These windows are something to look at!
Brooklyn Public Library bigwigs on Dec. 13 revealed a set of decorative window screens that local teens created to adorn panes of the system’s interim Sunset Park branch.
The young adults — all of whom participate in programs run by local do-good group the Center for Family Life — worked with professional architects to craft the screens, which the library system’s president said capture the spirit of the ever-changing neighborhood.
“A successful library reflects the community it serves,” said Linda Johnson. “We are delighted to present the artwork of the student designers, which captures their vision for the neighborhood today and in the future.”
The exterior adornments feature outlines of birds, trees, books, numbers, and buildings made of corrugated plastic, which are overlaid on window screens made of wood and scrim, a lightweight woven fabric.
Johnson and Sunset Park Councilman Carlos Menchaca joined the young Picassos and their mentors to unveil the new screens at the interim branch — which opened in May inside a former courtroom in a now Police Department–owned building at Fourth Avenue and 43rd Street, which also contains offices for the local community board.
Five architects with Leroy Street Studios — the Manhattan-based firm that also designed the interim library space — this summer worked with 15 Center teens for six weeks to design and create the screens, which adorn 10 windows, reading-room rep Fritzi Bodenheimer said.

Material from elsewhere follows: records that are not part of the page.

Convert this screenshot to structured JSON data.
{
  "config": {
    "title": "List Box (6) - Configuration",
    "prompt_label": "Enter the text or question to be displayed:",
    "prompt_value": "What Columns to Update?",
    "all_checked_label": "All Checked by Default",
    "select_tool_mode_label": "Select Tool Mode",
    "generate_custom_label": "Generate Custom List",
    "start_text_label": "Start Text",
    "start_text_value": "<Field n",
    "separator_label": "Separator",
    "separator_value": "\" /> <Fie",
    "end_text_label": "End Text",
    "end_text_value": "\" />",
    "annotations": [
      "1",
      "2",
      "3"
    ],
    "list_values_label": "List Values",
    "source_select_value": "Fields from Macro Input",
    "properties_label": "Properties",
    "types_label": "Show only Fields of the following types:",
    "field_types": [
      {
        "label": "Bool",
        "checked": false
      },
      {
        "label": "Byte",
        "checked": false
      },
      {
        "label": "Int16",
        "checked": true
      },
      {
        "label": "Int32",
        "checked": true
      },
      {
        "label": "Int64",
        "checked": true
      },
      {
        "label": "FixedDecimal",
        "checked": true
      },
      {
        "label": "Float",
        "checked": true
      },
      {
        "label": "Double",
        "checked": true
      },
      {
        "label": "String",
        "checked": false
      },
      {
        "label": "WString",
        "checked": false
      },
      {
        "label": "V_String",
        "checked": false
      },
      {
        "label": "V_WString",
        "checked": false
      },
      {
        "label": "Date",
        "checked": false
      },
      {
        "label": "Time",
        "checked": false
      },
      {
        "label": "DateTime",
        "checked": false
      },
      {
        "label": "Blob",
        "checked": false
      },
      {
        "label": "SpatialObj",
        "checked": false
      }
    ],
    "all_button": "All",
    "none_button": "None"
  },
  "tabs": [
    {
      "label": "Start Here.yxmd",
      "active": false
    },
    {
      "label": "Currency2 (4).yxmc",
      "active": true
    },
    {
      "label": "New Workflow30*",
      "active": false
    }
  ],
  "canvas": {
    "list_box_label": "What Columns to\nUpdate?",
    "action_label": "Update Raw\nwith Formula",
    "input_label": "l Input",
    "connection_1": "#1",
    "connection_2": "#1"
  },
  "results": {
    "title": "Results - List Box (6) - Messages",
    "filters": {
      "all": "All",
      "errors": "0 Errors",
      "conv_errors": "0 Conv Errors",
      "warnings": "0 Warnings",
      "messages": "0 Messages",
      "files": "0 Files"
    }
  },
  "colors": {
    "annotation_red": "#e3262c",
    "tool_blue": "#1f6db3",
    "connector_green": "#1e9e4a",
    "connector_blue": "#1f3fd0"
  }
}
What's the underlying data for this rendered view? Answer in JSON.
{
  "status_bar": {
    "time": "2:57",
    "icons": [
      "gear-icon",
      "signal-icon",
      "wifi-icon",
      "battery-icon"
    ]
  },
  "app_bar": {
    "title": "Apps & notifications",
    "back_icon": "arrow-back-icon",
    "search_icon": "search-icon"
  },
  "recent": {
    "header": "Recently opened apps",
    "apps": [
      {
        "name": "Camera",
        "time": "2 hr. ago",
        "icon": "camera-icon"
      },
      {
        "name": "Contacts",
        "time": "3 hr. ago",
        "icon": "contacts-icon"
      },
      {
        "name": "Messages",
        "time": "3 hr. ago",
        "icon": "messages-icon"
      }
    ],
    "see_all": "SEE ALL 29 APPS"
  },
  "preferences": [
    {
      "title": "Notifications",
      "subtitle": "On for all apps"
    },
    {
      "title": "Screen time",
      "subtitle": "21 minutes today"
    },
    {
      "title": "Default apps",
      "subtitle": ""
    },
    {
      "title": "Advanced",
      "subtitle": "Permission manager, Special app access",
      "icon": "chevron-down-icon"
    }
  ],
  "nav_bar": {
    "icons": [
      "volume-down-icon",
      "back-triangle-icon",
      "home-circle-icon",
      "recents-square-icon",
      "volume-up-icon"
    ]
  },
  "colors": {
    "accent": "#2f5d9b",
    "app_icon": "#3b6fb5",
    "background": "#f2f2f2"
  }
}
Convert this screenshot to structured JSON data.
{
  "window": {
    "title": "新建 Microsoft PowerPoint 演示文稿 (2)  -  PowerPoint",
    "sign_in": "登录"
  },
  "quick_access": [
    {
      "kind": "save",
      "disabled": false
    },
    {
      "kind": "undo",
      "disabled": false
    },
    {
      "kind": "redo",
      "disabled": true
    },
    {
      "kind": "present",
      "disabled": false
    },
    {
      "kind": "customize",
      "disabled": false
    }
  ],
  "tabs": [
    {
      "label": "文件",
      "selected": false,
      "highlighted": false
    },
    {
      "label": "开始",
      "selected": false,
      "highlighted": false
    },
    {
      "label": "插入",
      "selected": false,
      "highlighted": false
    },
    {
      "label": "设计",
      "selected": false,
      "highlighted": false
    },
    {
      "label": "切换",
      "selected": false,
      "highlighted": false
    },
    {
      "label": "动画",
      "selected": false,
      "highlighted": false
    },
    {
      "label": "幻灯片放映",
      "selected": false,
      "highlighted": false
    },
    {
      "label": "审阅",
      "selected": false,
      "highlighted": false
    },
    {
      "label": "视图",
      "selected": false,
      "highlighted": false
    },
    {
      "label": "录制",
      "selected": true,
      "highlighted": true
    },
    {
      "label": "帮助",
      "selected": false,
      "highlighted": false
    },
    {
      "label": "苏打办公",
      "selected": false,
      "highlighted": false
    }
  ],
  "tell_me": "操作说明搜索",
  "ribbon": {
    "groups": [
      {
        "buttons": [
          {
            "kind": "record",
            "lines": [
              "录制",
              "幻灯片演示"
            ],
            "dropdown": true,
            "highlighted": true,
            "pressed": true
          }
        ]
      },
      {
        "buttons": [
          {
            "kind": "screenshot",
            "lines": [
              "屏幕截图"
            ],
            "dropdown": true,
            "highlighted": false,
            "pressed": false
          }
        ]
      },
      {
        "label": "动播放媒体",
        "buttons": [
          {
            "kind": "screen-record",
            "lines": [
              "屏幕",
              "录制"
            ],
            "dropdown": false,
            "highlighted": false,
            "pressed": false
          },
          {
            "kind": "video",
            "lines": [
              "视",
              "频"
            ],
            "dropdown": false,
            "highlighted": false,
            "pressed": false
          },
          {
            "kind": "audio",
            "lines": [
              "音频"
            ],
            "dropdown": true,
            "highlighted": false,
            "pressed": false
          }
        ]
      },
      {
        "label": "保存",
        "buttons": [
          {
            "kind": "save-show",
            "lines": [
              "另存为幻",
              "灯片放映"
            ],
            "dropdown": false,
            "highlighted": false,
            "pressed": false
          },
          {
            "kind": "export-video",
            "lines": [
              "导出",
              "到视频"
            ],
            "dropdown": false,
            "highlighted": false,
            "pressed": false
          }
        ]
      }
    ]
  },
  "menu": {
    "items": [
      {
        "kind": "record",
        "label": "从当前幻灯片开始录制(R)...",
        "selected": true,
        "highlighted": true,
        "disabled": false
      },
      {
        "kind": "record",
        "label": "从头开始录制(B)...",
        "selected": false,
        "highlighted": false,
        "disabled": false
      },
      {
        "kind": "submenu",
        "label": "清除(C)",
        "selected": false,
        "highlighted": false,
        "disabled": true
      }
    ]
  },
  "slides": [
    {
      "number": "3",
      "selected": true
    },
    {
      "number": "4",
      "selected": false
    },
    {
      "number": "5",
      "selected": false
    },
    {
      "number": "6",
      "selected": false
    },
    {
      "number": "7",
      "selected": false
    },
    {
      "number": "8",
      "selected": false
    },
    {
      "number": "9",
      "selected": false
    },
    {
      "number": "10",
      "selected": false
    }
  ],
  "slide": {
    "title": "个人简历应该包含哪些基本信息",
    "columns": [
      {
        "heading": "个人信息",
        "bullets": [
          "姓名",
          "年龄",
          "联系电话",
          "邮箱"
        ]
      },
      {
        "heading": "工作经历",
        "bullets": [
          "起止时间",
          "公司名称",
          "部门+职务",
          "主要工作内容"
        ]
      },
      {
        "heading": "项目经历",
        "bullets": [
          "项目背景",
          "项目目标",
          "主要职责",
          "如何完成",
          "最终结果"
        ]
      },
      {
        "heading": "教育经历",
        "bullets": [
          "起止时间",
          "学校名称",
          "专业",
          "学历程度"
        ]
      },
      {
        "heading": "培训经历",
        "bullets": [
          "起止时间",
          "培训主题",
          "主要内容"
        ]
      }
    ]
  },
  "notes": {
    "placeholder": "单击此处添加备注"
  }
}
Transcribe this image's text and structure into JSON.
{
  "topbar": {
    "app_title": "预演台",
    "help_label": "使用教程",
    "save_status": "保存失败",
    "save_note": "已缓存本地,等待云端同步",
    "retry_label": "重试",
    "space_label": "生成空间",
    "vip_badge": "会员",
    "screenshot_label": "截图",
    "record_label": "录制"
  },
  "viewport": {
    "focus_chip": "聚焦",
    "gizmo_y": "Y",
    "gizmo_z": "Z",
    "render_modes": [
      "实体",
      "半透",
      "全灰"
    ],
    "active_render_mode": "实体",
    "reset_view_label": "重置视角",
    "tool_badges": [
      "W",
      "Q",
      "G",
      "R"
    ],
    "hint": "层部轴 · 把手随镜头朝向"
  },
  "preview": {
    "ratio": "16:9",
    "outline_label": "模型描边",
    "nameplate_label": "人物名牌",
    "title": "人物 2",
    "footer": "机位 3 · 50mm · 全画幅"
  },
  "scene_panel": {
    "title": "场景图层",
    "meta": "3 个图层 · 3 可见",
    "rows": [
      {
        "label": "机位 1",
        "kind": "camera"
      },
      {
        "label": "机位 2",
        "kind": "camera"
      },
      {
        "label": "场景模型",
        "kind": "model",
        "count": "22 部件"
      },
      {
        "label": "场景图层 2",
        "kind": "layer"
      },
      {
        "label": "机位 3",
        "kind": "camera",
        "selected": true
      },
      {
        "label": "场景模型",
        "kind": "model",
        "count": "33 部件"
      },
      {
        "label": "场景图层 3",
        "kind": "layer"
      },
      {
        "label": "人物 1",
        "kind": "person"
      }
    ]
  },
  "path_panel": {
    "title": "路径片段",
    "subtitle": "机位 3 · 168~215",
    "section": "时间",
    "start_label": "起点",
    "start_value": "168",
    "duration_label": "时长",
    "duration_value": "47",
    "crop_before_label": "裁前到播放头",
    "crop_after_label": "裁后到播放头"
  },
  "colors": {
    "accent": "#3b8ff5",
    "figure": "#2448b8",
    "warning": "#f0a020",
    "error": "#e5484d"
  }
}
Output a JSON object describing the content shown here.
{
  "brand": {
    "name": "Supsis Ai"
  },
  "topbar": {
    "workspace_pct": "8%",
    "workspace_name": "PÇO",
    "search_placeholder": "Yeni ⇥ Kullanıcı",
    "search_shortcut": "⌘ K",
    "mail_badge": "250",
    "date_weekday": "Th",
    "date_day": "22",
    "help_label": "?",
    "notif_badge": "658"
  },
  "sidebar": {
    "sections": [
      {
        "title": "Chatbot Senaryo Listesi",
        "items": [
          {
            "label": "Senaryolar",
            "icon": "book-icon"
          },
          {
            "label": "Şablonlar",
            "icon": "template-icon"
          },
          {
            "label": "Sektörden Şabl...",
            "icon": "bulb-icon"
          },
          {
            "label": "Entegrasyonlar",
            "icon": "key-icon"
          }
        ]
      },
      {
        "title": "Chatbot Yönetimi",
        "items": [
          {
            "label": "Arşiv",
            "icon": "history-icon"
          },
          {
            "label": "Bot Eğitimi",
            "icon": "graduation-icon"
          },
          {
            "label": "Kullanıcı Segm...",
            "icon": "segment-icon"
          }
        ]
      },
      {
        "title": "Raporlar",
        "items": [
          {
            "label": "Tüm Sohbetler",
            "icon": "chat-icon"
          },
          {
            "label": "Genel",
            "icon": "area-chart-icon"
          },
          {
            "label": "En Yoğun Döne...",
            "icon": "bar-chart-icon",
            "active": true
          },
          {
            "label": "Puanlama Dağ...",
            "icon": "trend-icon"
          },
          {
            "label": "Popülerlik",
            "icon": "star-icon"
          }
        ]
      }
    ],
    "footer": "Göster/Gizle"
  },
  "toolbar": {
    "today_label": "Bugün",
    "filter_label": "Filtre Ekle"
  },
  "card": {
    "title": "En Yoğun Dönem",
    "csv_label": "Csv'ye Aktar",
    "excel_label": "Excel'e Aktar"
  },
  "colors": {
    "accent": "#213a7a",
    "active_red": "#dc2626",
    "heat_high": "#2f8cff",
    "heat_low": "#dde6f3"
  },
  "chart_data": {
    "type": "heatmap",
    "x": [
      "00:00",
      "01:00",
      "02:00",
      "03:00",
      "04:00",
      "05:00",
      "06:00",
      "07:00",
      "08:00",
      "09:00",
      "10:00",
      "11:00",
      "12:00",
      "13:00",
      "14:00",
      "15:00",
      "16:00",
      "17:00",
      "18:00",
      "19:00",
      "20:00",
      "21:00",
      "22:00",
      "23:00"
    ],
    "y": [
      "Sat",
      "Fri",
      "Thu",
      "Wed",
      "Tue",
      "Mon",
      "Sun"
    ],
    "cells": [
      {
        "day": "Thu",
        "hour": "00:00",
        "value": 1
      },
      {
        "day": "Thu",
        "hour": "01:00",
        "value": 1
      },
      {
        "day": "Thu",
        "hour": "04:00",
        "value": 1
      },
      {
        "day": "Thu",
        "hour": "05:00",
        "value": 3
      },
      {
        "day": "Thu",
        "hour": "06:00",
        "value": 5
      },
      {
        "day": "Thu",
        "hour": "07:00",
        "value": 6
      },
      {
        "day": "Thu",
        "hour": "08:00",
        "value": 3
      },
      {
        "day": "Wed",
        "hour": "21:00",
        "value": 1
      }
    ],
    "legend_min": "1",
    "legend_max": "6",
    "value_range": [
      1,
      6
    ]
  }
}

And the teenagers’ passion for their neighborhood clearly shines through in the finished products, according to a partner at the architectural firm.
“We are moved by the energy these students brought to the project,” said Shawn Watts. “Their work not only embodies an element of curiosity and joy but, inspired by the neighborhood and their own experience, also creates an imprint of Sunset Park itself.”
The main Sunset Park library at Fourth Avenue and 51st Street in April closed its doors to make way for a massive redevelopment, which will result in a branch roughly half the size of a football field, with a dedicated space for teens, a community room, and outlet-equipped tables when it opens sometime in 2021, Bodenheimer said.
The new library building will also boast 49 permanently affordable apartments — including nine units earmarked for domestic-abuse survivors — above its stacks, she said.
Police Department brass will determine the future of the interim space once the main branch’s renovations are complete, according to Bodenheimer, who said that the students’ screens are intended only for the windows at the temporary location.